> [Task goal]
The records that follow must be repeated exactly as they stand.

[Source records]
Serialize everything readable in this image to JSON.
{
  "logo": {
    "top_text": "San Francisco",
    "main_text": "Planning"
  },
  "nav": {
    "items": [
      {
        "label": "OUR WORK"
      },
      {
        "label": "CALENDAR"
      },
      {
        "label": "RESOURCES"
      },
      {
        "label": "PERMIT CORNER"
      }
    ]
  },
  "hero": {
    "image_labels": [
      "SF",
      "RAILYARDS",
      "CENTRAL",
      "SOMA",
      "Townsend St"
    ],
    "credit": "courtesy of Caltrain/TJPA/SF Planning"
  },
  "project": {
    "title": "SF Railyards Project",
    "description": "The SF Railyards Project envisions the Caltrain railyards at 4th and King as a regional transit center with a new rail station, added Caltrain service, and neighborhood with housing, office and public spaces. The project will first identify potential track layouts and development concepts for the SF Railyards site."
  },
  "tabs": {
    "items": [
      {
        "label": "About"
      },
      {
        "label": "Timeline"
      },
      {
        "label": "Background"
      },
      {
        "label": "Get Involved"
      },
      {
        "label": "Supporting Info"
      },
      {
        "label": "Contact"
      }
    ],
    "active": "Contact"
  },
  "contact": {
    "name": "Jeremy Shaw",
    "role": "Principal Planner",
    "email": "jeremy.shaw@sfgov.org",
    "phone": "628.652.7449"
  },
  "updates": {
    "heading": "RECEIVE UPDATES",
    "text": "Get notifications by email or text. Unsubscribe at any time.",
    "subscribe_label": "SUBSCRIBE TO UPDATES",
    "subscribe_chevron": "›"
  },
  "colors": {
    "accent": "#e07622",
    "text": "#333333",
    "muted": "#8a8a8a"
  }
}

> [Completed exercise]
Serialize everything readable in this image to JSON.
{
  "logo": {
    "top_text": "San Francisco",
    "main_text": "Planning"
  },
  "nav": {
    "items": [
      {
        "label": "OUR WORK"
      },
      {
        "label": "CALENDAR"
      },
      {
        "label": "RESOURCES"
      },
      {
        "label": "PERMIT CORNER"
      }
    ]
  },
  "hero": {
    "image_labels": [
      "SF",
      "RAILYARDS",
      "CENTRAL",
      "SOMA",
      "Townsend St"
    ],
    "credit": "courtesy of Caltrain/TJPA/SF Planning"
  },
  "project": {
    "title": "SF Railyards Project",
    "description": "The SF Railyards Project envisions the Caltrain railyards at 4th and King as a regional transit center with a new rail station, added Caltrain service, and neighborhood with housing, office and public spaces. The project will first identify potential track layouts and development concepts for the SF Railyards site."
  },
  "tabs": {
    "items": [
      {
        "label": "About"
      },
      {
        "label": "Timeline"
      },
      {
        "label": "Background"
      },
      {
        "label": "Get Involved"
      },
      {
        "label": "Supporting Info"
      },
      {
        "label": "Contact"
      }
    ],
    "active": "Contact"
  },
  "contact": {
    "name": "Jeremy Shaw",
    "role": "Principal Planner",
    "email": "jeremy.shaw@sfgov.org",
    "phone": "628.652.7449"
  },
  "updates": {
    "heading": "RECEIVE UPDATES",
    "text": "Get notifications by email or text. Unsubscribe at any time.",
    "subscribe_label": "SUBSCRIBE TO UPDATES",
    "subscribe_chevron": "›"
  },
  "colors": {
    "accent": "#e07622",
    "text": "#333333",
    "muted": "#8a8a8a"
  }
}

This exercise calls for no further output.